for an application I'm developing I need to be able to
- draw lines of different widths and colours
- draw solid color filled triangles
- draw textured (no alpha) quads
All coordinates are integer in pixel space and, very important: glReading all the pixels from the framebuffer
on two different machines, with two different graphic cards, running two different OS (Linux and freebsd),
must result in exactly the same sequence of bits (given an appropriate constant format conversion).
I think this is impossible to safely be achieved using opengl and hardware acceleration, since I bet different graphic
cards (from different vendors) may implement different algorithms for rasterization.
(OpenGl specs are clear about this, since they propose an algorithm but they also state that implementations may differ
under certain circumstances).
Also I don't really need hardware acceleration since I will be rendering very low speed and simple graphics.

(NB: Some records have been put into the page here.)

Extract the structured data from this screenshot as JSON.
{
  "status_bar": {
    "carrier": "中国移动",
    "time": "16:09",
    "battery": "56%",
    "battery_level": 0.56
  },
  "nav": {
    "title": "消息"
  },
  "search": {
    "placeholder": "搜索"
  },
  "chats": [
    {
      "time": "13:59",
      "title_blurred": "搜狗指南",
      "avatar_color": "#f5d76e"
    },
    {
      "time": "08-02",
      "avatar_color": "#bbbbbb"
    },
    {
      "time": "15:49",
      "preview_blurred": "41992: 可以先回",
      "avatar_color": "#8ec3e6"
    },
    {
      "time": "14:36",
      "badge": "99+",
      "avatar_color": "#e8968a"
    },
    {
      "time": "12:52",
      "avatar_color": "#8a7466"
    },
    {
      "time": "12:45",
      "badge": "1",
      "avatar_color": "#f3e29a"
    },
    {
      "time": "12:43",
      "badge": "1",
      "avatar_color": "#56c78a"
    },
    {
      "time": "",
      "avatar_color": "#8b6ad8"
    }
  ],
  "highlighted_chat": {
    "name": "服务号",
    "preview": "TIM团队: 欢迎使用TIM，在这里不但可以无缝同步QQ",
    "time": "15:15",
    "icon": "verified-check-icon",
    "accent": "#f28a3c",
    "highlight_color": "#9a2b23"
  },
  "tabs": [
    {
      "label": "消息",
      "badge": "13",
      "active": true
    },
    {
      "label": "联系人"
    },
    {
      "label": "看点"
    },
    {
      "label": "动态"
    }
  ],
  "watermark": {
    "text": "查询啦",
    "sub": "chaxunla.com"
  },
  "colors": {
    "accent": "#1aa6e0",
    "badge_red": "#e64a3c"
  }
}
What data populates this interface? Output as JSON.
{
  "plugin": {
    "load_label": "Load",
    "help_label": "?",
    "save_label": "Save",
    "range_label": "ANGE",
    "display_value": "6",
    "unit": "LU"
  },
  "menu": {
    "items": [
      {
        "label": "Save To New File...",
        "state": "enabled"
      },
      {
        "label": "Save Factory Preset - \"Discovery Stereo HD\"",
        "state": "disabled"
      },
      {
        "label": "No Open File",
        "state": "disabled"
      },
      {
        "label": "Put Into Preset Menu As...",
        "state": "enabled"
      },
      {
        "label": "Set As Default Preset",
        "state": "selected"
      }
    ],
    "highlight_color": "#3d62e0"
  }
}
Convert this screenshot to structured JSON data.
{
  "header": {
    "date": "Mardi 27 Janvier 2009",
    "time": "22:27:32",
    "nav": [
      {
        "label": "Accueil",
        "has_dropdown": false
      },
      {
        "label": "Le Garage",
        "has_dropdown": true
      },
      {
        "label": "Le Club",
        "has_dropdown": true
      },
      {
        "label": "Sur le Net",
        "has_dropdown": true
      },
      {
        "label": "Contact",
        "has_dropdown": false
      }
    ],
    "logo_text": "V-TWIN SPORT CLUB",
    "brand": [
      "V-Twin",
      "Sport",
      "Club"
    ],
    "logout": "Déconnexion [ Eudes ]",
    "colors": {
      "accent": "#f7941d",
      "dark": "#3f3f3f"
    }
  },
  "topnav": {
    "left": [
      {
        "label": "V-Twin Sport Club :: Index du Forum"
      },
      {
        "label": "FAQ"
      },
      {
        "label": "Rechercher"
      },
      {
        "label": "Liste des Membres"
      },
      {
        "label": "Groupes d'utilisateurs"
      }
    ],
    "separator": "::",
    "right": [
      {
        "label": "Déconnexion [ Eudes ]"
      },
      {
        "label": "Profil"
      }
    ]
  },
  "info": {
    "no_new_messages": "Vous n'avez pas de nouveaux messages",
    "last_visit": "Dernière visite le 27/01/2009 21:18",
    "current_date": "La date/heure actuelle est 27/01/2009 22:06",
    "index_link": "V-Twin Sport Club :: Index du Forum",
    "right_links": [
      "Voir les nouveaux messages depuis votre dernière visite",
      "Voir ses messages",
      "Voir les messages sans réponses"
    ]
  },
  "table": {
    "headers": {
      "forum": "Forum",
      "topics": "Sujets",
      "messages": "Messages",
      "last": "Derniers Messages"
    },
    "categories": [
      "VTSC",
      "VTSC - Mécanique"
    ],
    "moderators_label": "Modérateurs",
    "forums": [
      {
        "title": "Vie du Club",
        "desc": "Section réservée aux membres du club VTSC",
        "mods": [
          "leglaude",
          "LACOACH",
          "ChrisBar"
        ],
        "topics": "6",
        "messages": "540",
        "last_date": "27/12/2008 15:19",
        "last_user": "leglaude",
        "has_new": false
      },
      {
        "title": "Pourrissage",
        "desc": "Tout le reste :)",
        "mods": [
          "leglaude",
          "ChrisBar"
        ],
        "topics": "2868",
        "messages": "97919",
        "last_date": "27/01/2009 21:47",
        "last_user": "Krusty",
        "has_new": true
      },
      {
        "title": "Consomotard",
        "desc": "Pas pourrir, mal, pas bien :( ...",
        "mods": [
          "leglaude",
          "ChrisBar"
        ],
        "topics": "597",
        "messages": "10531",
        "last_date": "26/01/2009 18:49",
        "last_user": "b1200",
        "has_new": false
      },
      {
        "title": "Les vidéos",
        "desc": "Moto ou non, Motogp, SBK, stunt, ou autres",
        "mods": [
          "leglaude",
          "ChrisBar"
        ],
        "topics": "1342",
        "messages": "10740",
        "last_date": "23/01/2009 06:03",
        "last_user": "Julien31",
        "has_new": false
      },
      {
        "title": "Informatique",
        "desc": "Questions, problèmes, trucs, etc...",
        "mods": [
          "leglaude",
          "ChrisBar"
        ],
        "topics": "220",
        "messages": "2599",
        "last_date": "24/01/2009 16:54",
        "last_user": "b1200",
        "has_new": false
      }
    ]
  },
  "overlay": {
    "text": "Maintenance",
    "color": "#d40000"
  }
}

Do you think I can achieve this by just disabling hardware acceleration? What happens in that case under linux, will I default on
MESA software rasterizer? And in that case, can I be sure it will always work or I am missing something?
thanks a lot !
Yep, AFAIK the only guarantee is that you get repeatable results when using the same command sequence in a conformant implementation.
The best way is probably to go with Mesa software rendering, preferably llvmpipe, and make sure that the same version is used on all systems.
You might also want to look at using OSMesa.
You cannot get this with OpenGL (or D3D, or any other hardware graphics API). Implementations are free to do all kinds of crazy stuff, particularly when it comes to texturing, and even where the spec says that things must be the same the drivers often simply aren't compliant (there is no OpenGL test suite or conformance toolset, so bugs and oversights are incredibly common in GL drivers).
Your needs are basic enough that implementing them in software should be fine, or you can use an existing software rendering package like SDL, SFML, Cairo, HTML5, etc. You could also write your own simple rasterizers in OpenCL/CUDA/DirectCompute and get reliably exact results if you decide later on that you need some level of hardware acceleration.